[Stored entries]
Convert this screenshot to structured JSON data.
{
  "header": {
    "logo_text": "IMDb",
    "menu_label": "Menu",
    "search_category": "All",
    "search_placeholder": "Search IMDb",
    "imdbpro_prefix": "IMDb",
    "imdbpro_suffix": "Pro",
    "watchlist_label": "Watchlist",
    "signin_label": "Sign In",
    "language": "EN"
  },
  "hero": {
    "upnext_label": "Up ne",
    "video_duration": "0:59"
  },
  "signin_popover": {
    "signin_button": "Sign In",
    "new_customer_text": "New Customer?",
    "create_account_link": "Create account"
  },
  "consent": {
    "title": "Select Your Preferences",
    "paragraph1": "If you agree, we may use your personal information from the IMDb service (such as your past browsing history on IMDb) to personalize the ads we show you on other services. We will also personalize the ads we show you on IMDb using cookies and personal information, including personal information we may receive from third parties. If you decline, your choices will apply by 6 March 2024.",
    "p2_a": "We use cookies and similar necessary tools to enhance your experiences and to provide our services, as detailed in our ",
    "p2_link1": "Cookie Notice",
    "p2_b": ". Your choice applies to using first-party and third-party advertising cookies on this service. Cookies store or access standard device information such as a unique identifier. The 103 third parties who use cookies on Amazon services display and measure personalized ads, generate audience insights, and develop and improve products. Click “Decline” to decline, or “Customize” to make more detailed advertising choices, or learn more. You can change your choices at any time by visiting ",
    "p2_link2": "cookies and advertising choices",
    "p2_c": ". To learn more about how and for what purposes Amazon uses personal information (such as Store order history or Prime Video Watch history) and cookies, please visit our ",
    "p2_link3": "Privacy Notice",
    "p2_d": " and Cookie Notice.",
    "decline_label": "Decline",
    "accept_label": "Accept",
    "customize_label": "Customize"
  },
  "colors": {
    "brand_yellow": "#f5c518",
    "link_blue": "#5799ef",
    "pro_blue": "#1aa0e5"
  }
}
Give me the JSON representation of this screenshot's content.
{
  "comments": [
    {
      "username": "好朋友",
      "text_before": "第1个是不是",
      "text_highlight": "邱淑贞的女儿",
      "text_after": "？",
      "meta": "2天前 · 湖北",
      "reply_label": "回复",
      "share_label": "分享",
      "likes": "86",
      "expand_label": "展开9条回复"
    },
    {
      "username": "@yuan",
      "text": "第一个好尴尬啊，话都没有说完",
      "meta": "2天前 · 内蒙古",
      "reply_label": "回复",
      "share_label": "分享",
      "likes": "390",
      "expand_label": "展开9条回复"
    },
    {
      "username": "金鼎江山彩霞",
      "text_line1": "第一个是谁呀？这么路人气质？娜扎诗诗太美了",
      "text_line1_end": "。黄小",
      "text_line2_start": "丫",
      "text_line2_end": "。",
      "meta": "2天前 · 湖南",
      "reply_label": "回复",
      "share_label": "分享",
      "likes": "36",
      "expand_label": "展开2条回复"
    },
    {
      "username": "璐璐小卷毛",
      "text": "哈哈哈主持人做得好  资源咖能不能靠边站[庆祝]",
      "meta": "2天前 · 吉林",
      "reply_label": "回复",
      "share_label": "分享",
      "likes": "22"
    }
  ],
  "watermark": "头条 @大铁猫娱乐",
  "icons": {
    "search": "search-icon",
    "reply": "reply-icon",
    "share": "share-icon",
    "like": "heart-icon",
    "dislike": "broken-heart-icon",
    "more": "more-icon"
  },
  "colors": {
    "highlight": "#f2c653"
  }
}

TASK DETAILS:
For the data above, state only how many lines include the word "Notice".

COMPLETED EXERCISE:
3